Raised in a polygamous community, Jon starts to question the rules of his faith. After he is caught kissing a girl, he is forced to flee his town and the only life he knows. He finds a community of other Lost Boys, or “polygs,” but is utterly unprepared for life outside his community of Unity. He spirals into a life of numbing booze, drugs and homelessness. When he hits rock bottom, someone from his past enters his new life and helps him find his way.
Jon and several of the novel’s other characters were introduced in Shelley Hrdlitschka’s earlier novel Sister Wife.
Available October, 2018
Orca Book Publishers
What sets it apart from much of the teen literature available is its sensitive nature…Lost Boy can be used as a tool to understanding other ways of life and the practice of polygamy…Themes of poverty, perseverance, new beginnings and family are all overarching themes present in this novel. Recommended. (CM Magazine)
The companion novel to Sister Wife (2008) ends on a hopeful note for the young people of Unity struggling to make sense of the world beyond. (Kirkus)
I just finished Lost Boy this morning and I think it is wonderful!I loved it so much. You’ve done an amazing job telling that story and the struggles that teens face in those repressive communities. I loved the new community that Jon eventually finds and is part of in his post-polygamous life. Such a hopeful story in the end. (Debbie Hodge, author)
I have just finished reading your latest book and couldn’t put it down! I love how you create such vivid images in my mind as I read the words you have written. I feel like I’m watching the story unfold in front of me, not just words being read. Thank you for another great read! (Sue Gordon, former employee of Kidsbooks.)
Oh, this book was gut wrenching and so lovely! Wasn’t prepared to be as immersed in the story as I instantly became. It’s a great read, eye opening and touching.
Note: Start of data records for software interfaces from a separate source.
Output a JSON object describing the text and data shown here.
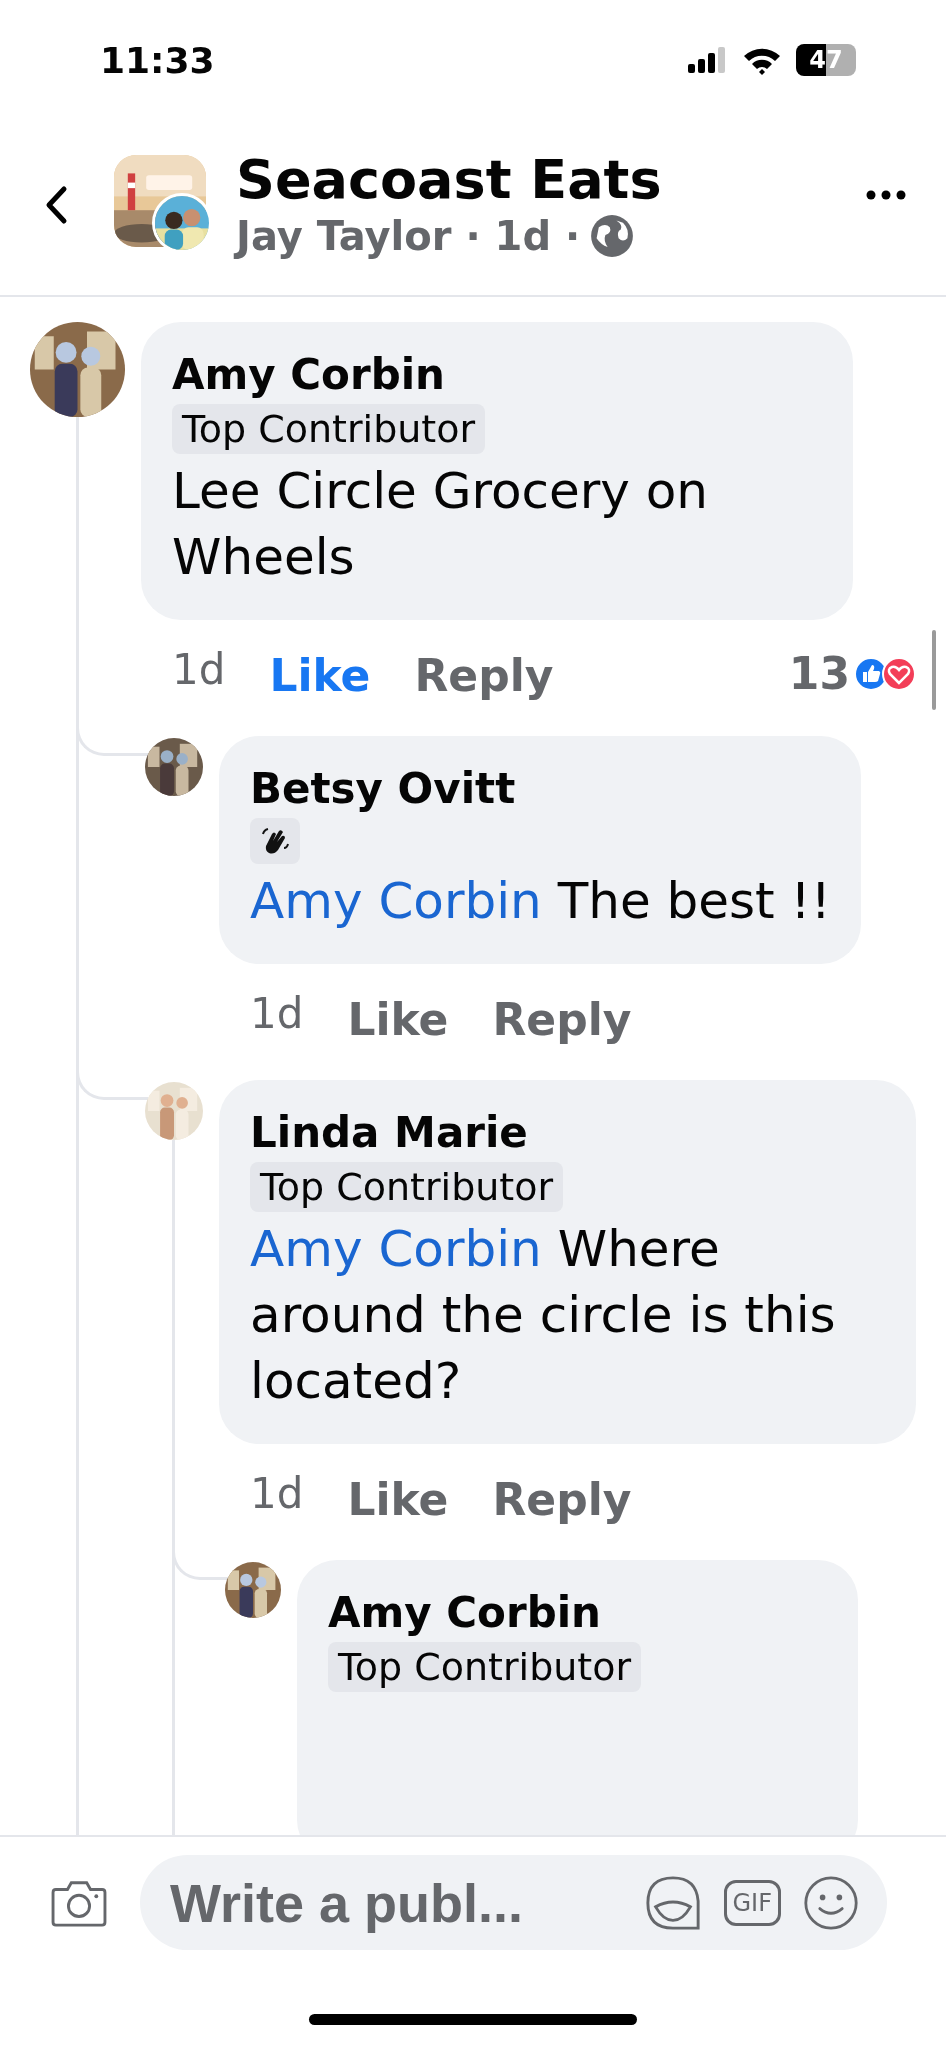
{
  "status_bar": {
    "time": "11:33",
    "battery": "47"
  },
  "header": {
    "title": "Seacoast Eats",
    "meta": "Jay Taylor · 1d ·"
  },
  "comments": [
    {
      "author": "Amy Corbin",
      "badge": {
        "kind": "label",
        "label": "Top Contributor"
      },
      "text": "Lee Circle Grocery on Wheels",
      "time": "1d",
      "like": "Like",
      "reply": "Reply",
      "liked": true,
      "reaction_count": "13",
      "children": [
        {
          "author": "Betsy Ovitt",
          "badge": {
            "kind": "wave"
          },
          "mention": "Amy Corbin",
          "text": "The best !!",
          "time": "1d",
          "like": "Like",
          "reply": "Reply",
          "liked": false
        },
        {
          "author": "Linda Marie",
          "badge": {
            "kind": "label",
            "label": "Top Contributor"
          },
          "mention": "Amy Corbin",
          "text": "Where around the circle is this located?",
          "time": "1d",
          "like": "Like",
          "reply": "Reply",
          "liked": false,
          "children": [
            {
              "author": "Amy Corbin",
              "badge": {
                "kind": "label",
                "label": "Top Contributor"
              }
            }
          ]
        }
      ]
    }
  ],
  "composer": {
    "placeholder": "Write a publ...",
    "gif": "GIF"
  }
}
The ending was an amazing conclusion to the story, not only was everything ‘tied’ together, but it felt real and worthwhile. (Elizabeth Hunter, Goodreads)
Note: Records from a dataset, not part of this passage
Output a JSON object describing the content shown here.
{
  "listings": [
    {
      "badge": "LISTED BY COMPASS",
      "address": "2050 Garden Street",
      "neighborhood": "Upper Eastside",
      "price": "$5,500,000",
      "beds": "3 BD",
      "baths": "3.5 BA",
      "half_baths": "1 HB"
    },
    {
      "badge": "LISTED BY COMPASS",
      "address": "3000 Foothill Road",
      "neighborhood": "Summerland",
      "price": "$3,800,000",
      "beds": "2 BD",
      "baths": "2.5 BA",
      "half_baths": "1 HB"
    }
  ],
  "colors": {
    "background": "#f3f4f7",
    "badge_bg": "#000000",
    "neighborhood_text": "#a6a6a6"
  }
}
Once again, a winner! I really appreciate how you manage to avoid the good/bad and find the complexity in the situations, in your characters and their feelings. I did hope that Jon would find purpose and hope in his life and he did with Hope as well as the support and caring of some others too. Thank you! Even Jon’s father became a sympathetic character for me. Not the Prophet though, that would not have been credible.
The immense challenges of leaving one culture and trying to survive in another one fundamentally different became increasingly understandable as Jon’s struggles evolved. The school teacher’s comment about not having the foundations to support the new information was like a metaphor for the various dimensions of his situation. I can imagine your book being useful with teens from different cultures just as Catcher in the Rye and The Absolutely True Diary…was for Jon. (Dr. Nonie Lyon)